By Pamela Murray Winters
Washington City Paper, July 2, 2004
DJ Libby is by far the liveliest person at the laid-back Starland Cafe on a recent Saturday evening, peppering the crowd with Will Ferrell trivia and otherwise trying to drum up interest in the actor’s upcoming film, Anchorman. It’s “’70s Anchorman Open Mic Night,” but the contest honors one song in particular.
“They don’t have to do ‘Afternoon Delight’!” scoffs Starland Cafe co-owner Bill Danoff, sotto voce. Informed that only renditions of “Delight” are eligible for the grand prize—a box of Anchorman swag—he’s slightly agitated: “Oh, God, I don’t want to hear a billion versions of that!”
Few people have heard “Delight” as often as Danoff—he’s its composer. Danoff penned the cheeky soft-rock song nearly 30 years ago, inspired by a menu item at Clyde’s of Georgetown. Released on the debut album of the Starland Vocal Band—a D.C.-based foursome also featuring Jon Carroll, Margot Chapman, and Danoff’s then-wife, Taffy Danoff—“Delight” was an instant hit, and only hit, for the band, which also won a Grammy for Best New Artist in 1976. Danoff also wrote John Denver’s hit “Take Me Home, Country Roads” and has remained in the music business as well as helming the popular Palisades restaurant with his current wife, Joan Danoff.
Danoff opens the performances with the newest possible sort of retro song, singing“I’m Gonna Miss the Cicadas” with daughter Lucy Danoff on backing vocals. And he gets his wish: Only one group of contestants sings “Afternoon Delight.” Side by Side, with Sean McGhee and Doris Justis, wins the prize package by default with a faithful, guitar-accompanied version of the song. The duo also offers a cover of John Denver’s “Fly Away,” a syrupy elixir that makes “Delight” seem like straight scotch by comparison.
Other performers return to the Dacron Decade with songs by Jackson Browne and Cat Stevens. A musician who calls himself “T.M.” pairs the melody of Johnny Cash’s “Folsom Prison Blues” with the lyrics to “Pinball Wizard,” accompanying his best Man in Black growl with the sound of a brand-new mandola. “I usually do it on the mandolin with a wah-wah pedal,” he says later. Finally, Danoff brings a dozen folks onstage—including ex-wife, daughter, and surprise guest Jon Carroll—for a gang rendition of “Delight.”

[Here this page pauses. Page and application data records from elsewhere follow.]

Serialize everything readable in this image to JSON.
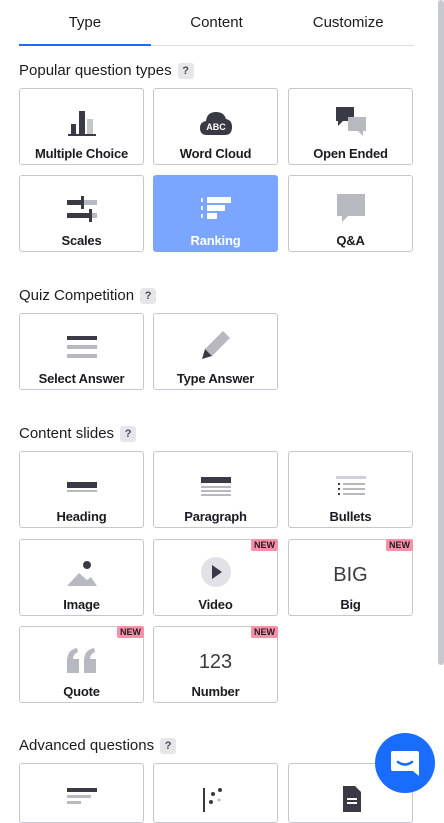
{
  "tabs": [
    "Type",
    "Content",
    "Customize"
  ],
  "sections": {
    "popular": {
      "title": "Popular question types",
      "help": "?"
    },
    "quiz": {
      "title": "Quiz Competition",
      "help": "?"
    },
    "content": {
      "title": "Content slides",
      "help": "?"
    },
    "advanced": {
      "title": "Advanced questions",
      "help": "?"
    }
  },
  "popular_cards": [
    {
      "label": "Multiple Choice",
      "icon": "bar-chart-icon"
    },
    {
      "label": "Word Cloud",
      "icon": "word-cloud-icon",
      "icon_text": "ABC"
    },
    {
      "label": "Open Ended",
      "icon": "speech-bubbles-icon"
    },
    {
      "label": "Scales",
      "icon": "sliders-icon"
    },
    {
      "label": "Ranking",
      "icon": "ranking-icon",
      "selected": true
    },
    {
      "label": "Q&A",
      "icon": "chat-bubble-icon"
    }
  ],
  "quiz_cards": [
    {
      "label": "Select Answer",
      "icon": "list-lines-icon"
    },
    {
      "label": "Type Answer",
      "icon": "pencil-icon"
    }
  ],
  "content_cards": [
    {
      "label": "Heading",
      "icon": "heading-icon"
    },
    {
      "label": "Paragraph",
      "icon": "paragraph-icon"
    },
    {
      "label": "Bullets",
      "icon": "bullets-icon"
    },
    {
      "label": "Image",
      "icon": "image-icon"
    },
    {
      "label": "Video",
      "icon": "play-icon",
      "badge": "NEW"
    },
    {
      "label": "Big",
      "icon": "big-text-icon",
      "icon_text": "BIG",
      "badge": "NEW"
    },
    {
      "label": "Quote",
      "icon": "quote-icon",
      "badge": "NEW"
    },
    {
      "label": "Number",
      "icon": "number-icon",
      "icon_text": "123",
      "badge": "NEW"
    }
  ],
  "colors": {
    "accent": "#196cff",
    "selected": "#7ba6ff",
    "badge": "#ff8fa8"
  }
}
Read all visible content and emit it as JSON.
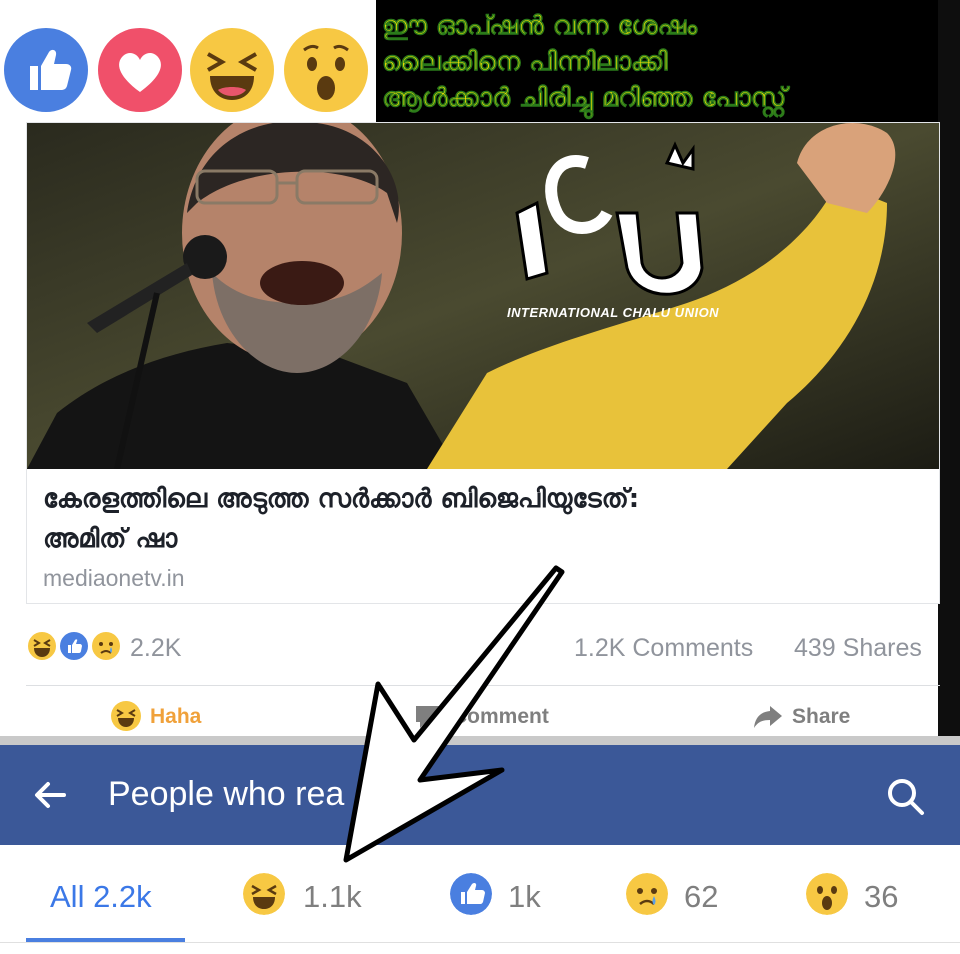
{
  "caption": {
    "lines": [
      "ഈ ഓപ്ഷൻ വന്ന ശേഷം",
      "ലൈക്കിനെ പിന്നിലാക്കി",
      "ആൾക്കാർ ചിരിച്ചു മറിഞ്ഞ പോസ്റ്റ്"
    ]
  },
  "reaction_strip": {
    "icons": [
      "like-icon",
      "love-icon",
      "haha-icon",
      "wow-icon"
    ]
  },
  "card": {
    "watermark_subtitle": "INTERNATIONAL CHALU UNION",
    "headline_line1": "കേരളത്തിലെ അടുത്ത സർക്കാർ ബിജെപിയുടേത്:",
    "headline_line2": "അമിത് ഷാ",
    "domain": "mediaonetv.in"
  },
  "summary": {
    "reaction_count": "2.2K",
    "comments": "1.2K Comments",
    "shares": "439 Shares"
  },
  "actions": {
    "haha_label": "Haha",
    "comment_label": "Comment",
    "share_label": "Share"
  },
  "people_header": {
    "title": "People who rea"
  },
  "tabs": {
    "all": "All 2.2k",
    "haha": "1.1k",
    "like": "1k",
    "sad": "62",
    "wow": "36"
  },
  "colors": {
    "facebook_blue": "#3b5898",
    "like_blue": "#4a7fe0",
    "love_red": "#f0506a",
    "emoji_yellow": "#f7c843",
    "caption_yellow": "#ffe300",
    "active_tab": "#3b78e7"
  }
}
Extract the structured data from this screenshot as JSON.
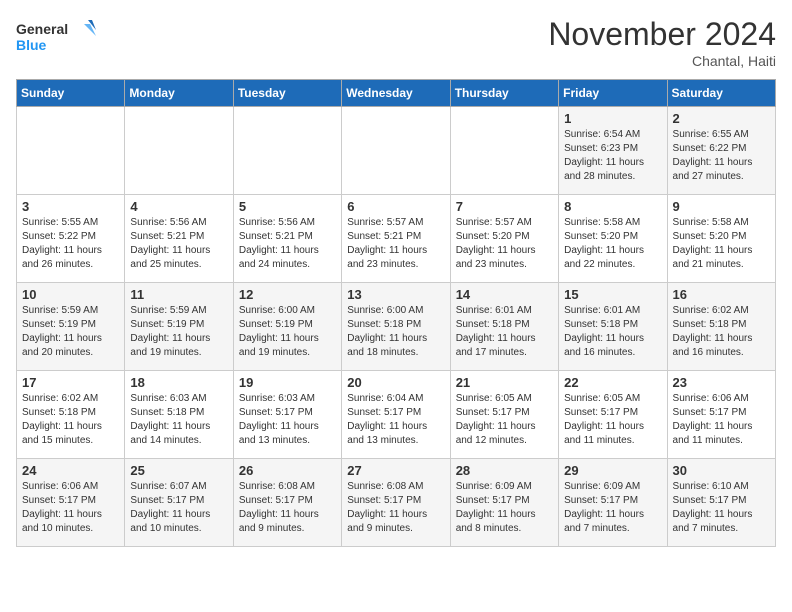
{
  "header": {
    "logo_general": "General",
    "logo_blue": "Blue",
    "month_title": "November 2024",
    "subtitle": "Chantal, Haiti"
  },
  "days_of_week": [
    "Sunday",
    "Monday",
    "Tuesday",
    "Wednesday",
    "Thursday",
    "Friday",
    "Saturday"
  ],
  "weeks": [
    [
      {
        "day": null
      },
      {
        "day": null
      },
      {
        "day": null
      },
      {
        "day": null
      },
      {
        "day": null
      },
      {
        "day": "1",
        "sunrise": "6:54 AM",
        "sunset": "6:23 PM",
        "daylight": "11 hours and 28 minutes."
      },
      {
        "day": "2",
        "sunrise": "6:55 AM",
        "sunset": "6:22 PM",
        "daylight": "11 hours and 27 minutes."
      }
    ],
    [
      {
        "day": "3",
        "sunrise": "5:55 AM",
        "sunset": "5:22 PM",
        "daylight": "11 hours and 26 minutes."
      },
      {
        "day": "4",
        "sunrise": "5:56 AM",
        "sunset": "5:21 PM",
        "daylight": "11 hours and 25 minutes."
      },
      {
        "day": "5",
        "sunrise": "5:56 AM",
        "sunset": "5:21 PM",
        "daylight": "11 hours and 24 minutes."
      },
      {
        "day": "6",
        "sunrise": "5:57 AM",
        "sunset": "5:21 PM",
        "daylight": "11 hours and 23 minutes."
      },
      {
        "day": "7",
        "sunrise": "5:57 AM",
        "sunset": "5:20 PM",
        "daylight": "11 hours and 23 minutes."
      },
      {
        "day": "8",
        "sunrise": "5:58 AM",
        "sunset": "5:20 PM",
        "daylight": "11 hours and 22 minutes."
      },
      {
        "day": "9",
        "sunrise": "5:58 AM",
        "sunset": "5:20 PM",
        "daylight": "11 hours and 21 minutes."
      }
    ],
    [
      {
        "day": "10",
        "sunrise": "5:59 AM",
        "sunset": "5:19 PM",
        "daylight": "11 hours and 20 minutes."
      },
      {
        "day": "11",
        "sunrise": "5:59 AM",
        "sunset": "5:19 PM",
        "daylight": "11 hours and 19 minutes."
      },
      {
        "day": "12",
        "sunrise": "6:00 AM",
        "sunset": "5:19 PM",
        "daylight": "11 hours and 19 minutes."
      },
      {
        "day": "13",
        "sunrise": "6:00 AM",
        "sunset": "5:18 PM",
        "daylight": "11 hours and 18 minutes."
      },
      {
        "day": "14",
        "sunrise": "6:01 AM",
        "sunset": "5:18 PM",
        "daylight": "11 hours and 17 minutes."
      },
      {
        "day": "15",
        "sunrise": "6:01 AM",
        "sunset": "5:18 PM",
        "daylight": "11 hours and 16 minutes."
      },
      {
        "day": "16",
        "sunrise": "6:02 AM",
        "sunset": "5:18 PM",
        "daylight": "11 hours and 16 minutes."
      }
    ],
    [
      {
        "day": "17",
        "sunrise": "6:02 AM",
        "sunset": "5:18 PM",
        "daylight": "11 hours and 15 minutes."
      },
      {
        "day": "18",
        "sunrise": "6:03 AM",
        "sunset": "5:18 PM",
        "daylight": "11 hours and 14 minutes."
      },
      {
        "day": "19",
        "sunrise": "6:03 AM",
        "sunset": "5:17 PM",
        "daylight": "11 hours and 13 minutes."
      },
      {
        "day": "20",
        "sunrise": "6:04 AM",
        "sunset": "5:17 PM",
        "daylight": "11 hours and 13 minutes."
      },
      {
        "day": "21",
        "sunrise": "6:05 AM",
        "sunset": "5:17 PM",
        "daylight": "11 hours and 12 minutes."
      },
      {
        "day": "22",
        "sunrise": "6:05 AM",
        "sunset": "5:17 PM",
        "daylight": "11 hours and 11 minutes."
      },
      {
        "day": "23",
        "sunrise": "6:06 AM",
        "sunset": "5:17 PM",
        "daylight": "11 hours and 11 minutes."
      }
    ],
    [
      {
        "day": "24",
        "sunrise": "6:06 AM",
        "sunset": "5:17 PM",
        "daylight": "11 hours and 10 minutes."
      },
      {
        "day": "25",
        "sunrise": "6:07 AM",
        "sunset": "5:17 PM",
        "daylight": "11 hours and 10 minutes."
      },
      {
        "day": "26",
        "sunrise": "6:08 AM",
        "sunset": "5:17 PM",
        "daylight": "11 hours and 9 minutes."
      },
      {
        "day": "27",
        "sunrise": "6:08 AM",
        "sunset": "5:17 PM",
        "daylight": "11 hours and 9 minutes."
      },
      {
        "day": "28",
        "sunrise": "6:09 AM",
        "sunset": "5:17 PM",
        "daylight": "11 hours and 8 minutes."
      },
      {
        "day": "29",
        "sunrise": "6:09 AM",
        "sunset": "5:17 PM",
        "daylight": "11 hours and 7 minutes."
      },
      {
        "day": "30",
        "sunrise": "6:10 AM",
        "sunset": "5:17 PM",
        "daylight": "11 hours and 7 minutes."
      }
    ]
  ]
}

When the promotional tchotchkes have been put away and the PR folks are gone, Carroll, who, like three of the four Starlanders, still lives in the Washington area (Chapman is in New Mexico), hangs around at the bar, quaffing a nonalcoholic St. Pauli Girl and musing on his life. His career has been about a lot more than skyrockets in flight and rubbing sticks and stones together; he’s currently on a break from touring as Mary Chapin Carpenter’s keyboardist, and he’s active in music and theater both locally and nationally.
But the Starland fame still flickers. “It’s the ironic reality distilled from Andy Warhol’s 15 minutes of fame,” he says. “It’s more like eight-and-a-half. And you’re splitting it with Jefferson Starship.” —Pamela Murray Winters